(Excerpts from an interface dataset)
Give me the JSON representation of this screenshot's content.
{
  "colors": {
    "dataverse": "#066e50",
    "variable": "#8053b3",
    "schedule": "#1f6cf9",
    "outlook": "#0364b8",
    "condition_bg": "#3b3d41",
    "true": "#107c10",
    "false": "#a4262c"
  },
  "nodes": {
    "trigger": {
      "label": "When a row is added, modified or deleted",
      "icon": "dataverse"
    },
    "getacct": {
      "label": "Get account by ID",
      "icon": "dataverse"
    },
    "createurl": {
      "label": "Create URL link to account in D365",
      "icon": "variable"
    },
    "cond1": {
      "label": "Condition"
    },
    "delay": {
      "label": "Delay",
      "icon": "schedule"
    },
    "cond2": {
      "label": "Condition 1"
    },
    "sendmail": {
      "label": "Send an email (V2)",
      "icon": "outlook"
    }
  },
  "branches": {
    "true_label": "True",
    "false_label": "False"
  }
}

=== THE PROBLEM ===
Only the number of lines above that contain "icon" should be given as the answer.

=== FINAL ANSWER ===
5